“We also used the longest follow-ups available for all reported outcomes,” he explained.
As Dr. Kashani reported at the 2019 annual meeting of the International Anesthesia Research Society (abstract F20), he and his colleagues searched a variety of databases for relevant studies, including Medline, Embase and Cochrane Central, from inception through Dec. 1, 2017. The researchers also performed a supplementary search of ClinicalTrials.gov and the World Health Organization’s International Clinical Trials Registry Platform for ongoing or unpublished trials.
In total, the investigators screened 6,491 records. Of these, 32 full-text articles were assessed for eligibility. The final study cohort comprised 18 trials, including 10 primary trial reports and eight companion reports.
“It was interesting to see that there was a variety of definitions with respect to restrictive and liberal transfusion protocols between the 10 primary studies included in the analysis,” Dr. Kashani said. “But most of them start transfusions in the restrictive group at hemoglobin levels between 75 and 80, and in the liberal group between 95 and 100.”
The researchers also assessed the risk for bias in each of the 10 included studies, including selection bias, performance bias, detection bias, attrition bias, reporting bias and other bias. In general, the included studies demonstrated an overall low risk for bias.
The meta-analysis found that seven trials reported rates of mortality. “Some of these favored a restrictive transfusion strategy and some favored a liberal strategy,” Dr. Kashani reported. “But overall, there was no difference between the impact on mortality of restrictive versus liberal.”
Indeed, this part of the analysis found 203 deaths among 4,334 patients who underwent a restrictive strategy. By comparison, there were 197 deaths among 4,327 patients who underwent a liberal strategy. The resulting risk ratio for restrictive transfusion strategies was 1.08 (95% CI, 0.76-1.54).
“To make sure our results are statistically significant, we conducted a trial sequential analysis,” Dr. Kashani said. “We needed approximately 30,000 patients to make sure that our results are statistically significant, but we had fewer than 9,000 in the analysis.
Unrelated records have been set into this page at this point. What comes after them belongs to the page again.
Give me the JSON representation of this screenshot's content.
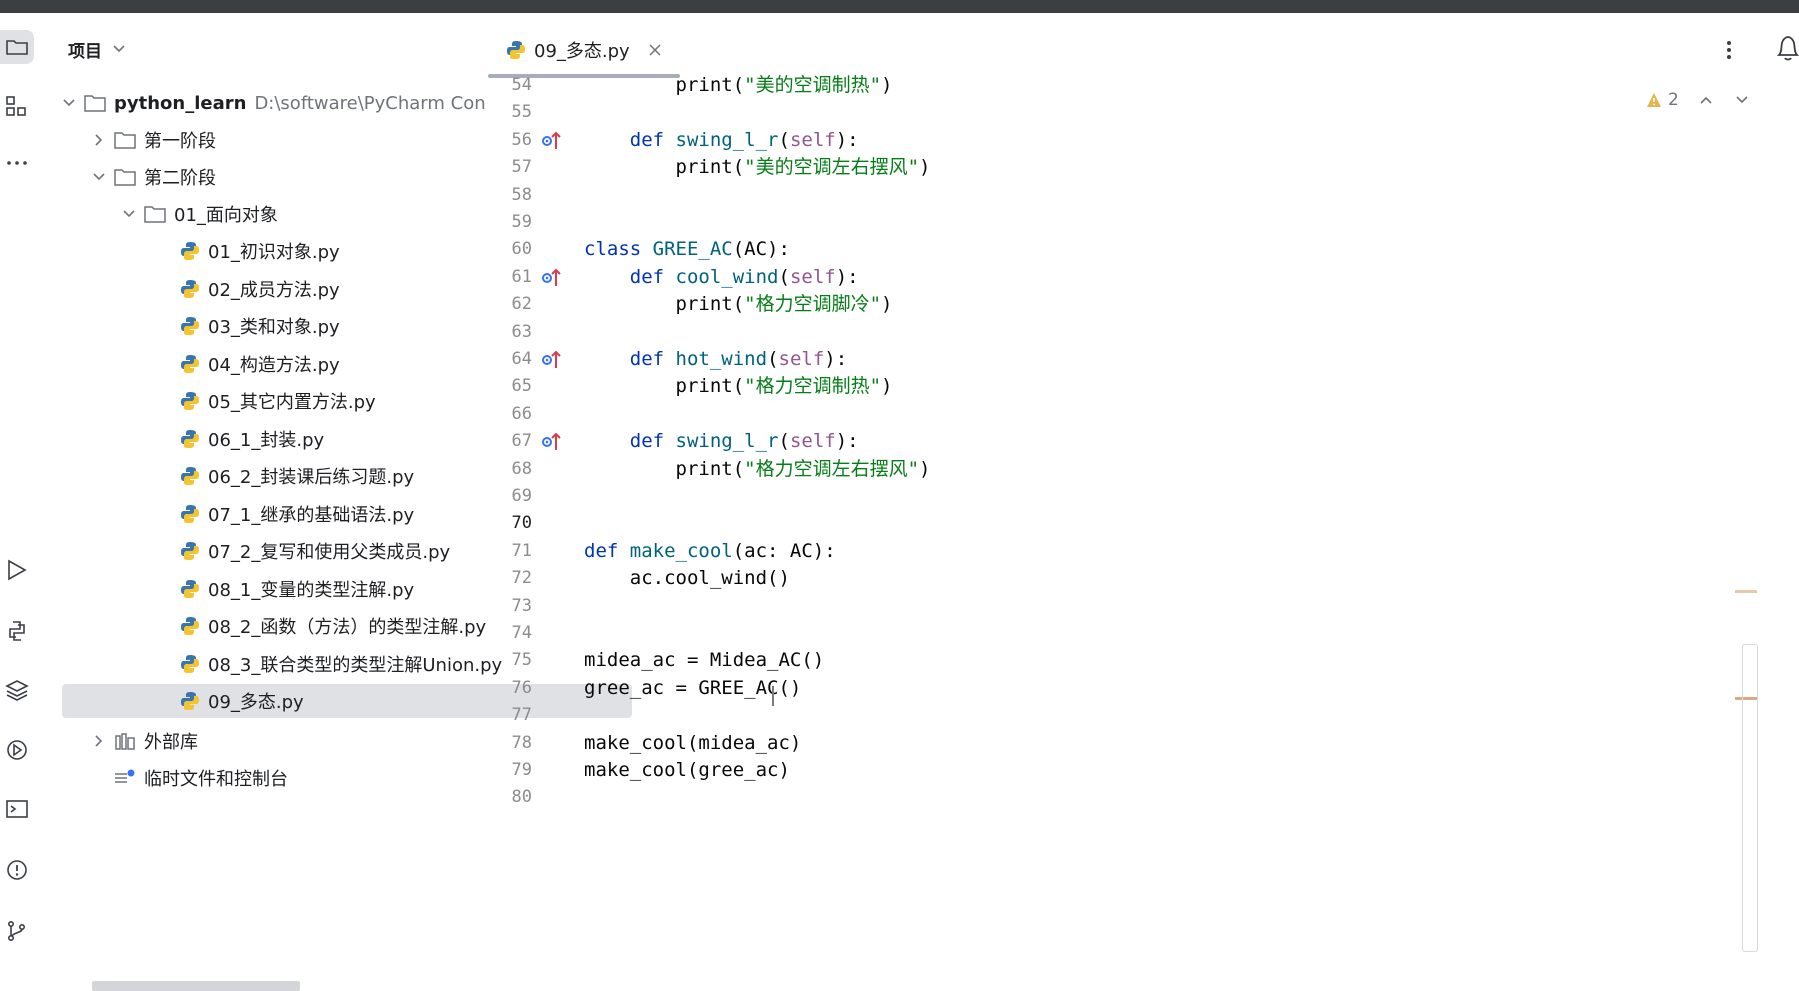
{
  "project_panel": {
    "title": "项目",
    "tree": [
      {
        "label": "python_learn",
        "path": "D:\\software\\PyCharm Con",
        "type": "folder-root",
        "expanded": true
      },
      {
        "label": "第一阶段",
        "type": "folder",
        "expanded": false
      },
      {
        "label": "第二阶段",
        "type": "folder",
        "expanded": true
      },
      {
        "label": "01_面向对象",
        "type": "folder",
        "expanded": true
      },
      {
        "label": "01_初识对象.py",
        "type": "python-file"
      },
      {
        "label": "02_成员方法.py",
        "type": "python-file"
      },
      {
        "label": "03_类和对象.py",
        "type": "python-file"
      },
      {
        "label": "04_构造方法.py",
        "type": "python-file"
      },
      {
        "label": "05_其它内置方法.py",
        "type": "python-file"
      },
      {
        "label": "06_1_封装.py",
        "type": "python-file"
      },
      {
        "label": "06_2_封装课后练习题.py",
        "type": "python-file"
      },
      {
        "label": "07_1_继承的基础语法.py",
        "type": "python-file"
      },
      {
        "label": "07_2_复写和使用父类成员.py",
        "type": "python-file"
      },
      {
        "label": "08_1_变量的类型注解.py",
        "type": "python-file"
      },
      {
        "label": "08_2_函数（方法）的类型注解.py",
        "type": "python-file"
      },
      {
        "label": "08_3_联合类型的类型注解Union.py",
        "type": "python-file"
      },
      {
        "label": "09_多态.py",
        "type": "python-file",
        "selected": true
      },
      {
        "label": "外部库",
        "type": "library",
        "expanded": false
      },
      {
        "label": "临时文件和控制台",
        "type": "scratches"
      }
    ]
  },
  "editor": {
    "active_tab": "09_多态.py",
    "inspection_count": "2",
    "current_line": "70",
    "line_numbers": [
      "54",
      "55",
      "56",
      "57",
      "58",
      "59",
      "60",
      "61",
      "62",
      "63",
      "64",
      "65",
      "66",
      "67",
      "68",
      "69",
      "70",
      "71",
      "72",
      "73",
      "74",
      "75",
      "76",
      "77",
      "78",
      "79",
      "80"
    ],
    "override_marker_lines": [
      "56",
      "61",
      "64",
      "67"
    ],
    "code_lines": [
      "        print(\"美的空调制热\")",
      "",
      "    def swing_l_r(self):",
      "        print(\"美的空调左右摆风\")",
      "",
      "",
      "class GREE_AC(AC):",
      "    def cool_wind(self):",
      "        print(\"格力空调脚冷\")",
      "",
      "    def hot_wind(self):",
      "        print(\"格力空调制热\")",
      "",
      "    def swing_l_r(self):",
      "        print(\"格力空调左右摆风\")",
      "",
      "",
      "def make_cool(ac: AC):",
      "    ac.cool_wind()",
      "",
      "",
      "midea_ac = Midea_AC()",
      "gree_ac = GREE_AC()",
      "",
      "make_cool(midea_ac)",
      "make_cool(gree_ac)",
      ""
    ]
  },
  "activity_bar": {
    "top_icons": [
      "folder-icon",
      "structure-icon",
      "more-icon"
    ],
    "bottom_icons": [
      "run-icon",
      "python-console-icon",
      "layers-icon",
      "services-icon",
      "terminal-icon",
      "problems-icon",
      "git-icon"
    ]
  },
  "colors": {
    "keyword": "#0033b3",
    "function": "#00627a",
    "self": "#94558d",
    "string": "#067d17",
    "selection": "#dfe1e5"
  }
}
“And while we didn’t cross the line favoring one approach over another, the changes made by each study were so small that if even if there were bigger trials to include, the probability of changing the results would be so low that we can say our results are fairly conclusive.”
The study also found that restrictive transfusion strategies reduced patients’ exposure to PRBCs by more than 30%, while saving 0.2 unit of PRBCs per transfused patient.
The analysis also found that the type of transfusion strategy used had no impact on secondary outcomes such as myocardial infarction, renal failure, stroke, ICU LOS, hospital LOS or days on mechanical ventilation.
“We conclude that using a restrictive transfusion strategy in cardiac surgery can reduce exposure to blood transfusions by more than 30% and save 0.2 unit of PRBCs per transfused patient without impacting their mortality and other comorbidities,” Dr. Kashani noted.
Mortality End Point Questioned
Alex S. Evers, MD, the Henry E. Mallinckrodt Professor and Chair of Anesthesiology at Washington University School of Medicine in St. Louis, was interested in the end point for mortality in these studies. He pointed out that mortality after cardiac surgery may occur well after the 30-day window. “The effects of transfusion or the effects of hypoperfusion might be long term rather than short term,” he said.
“Most of the studies reported 30-day mortality,” Dr. Kashani said. “One reported six-month mortality and one reported 90-day mortality.”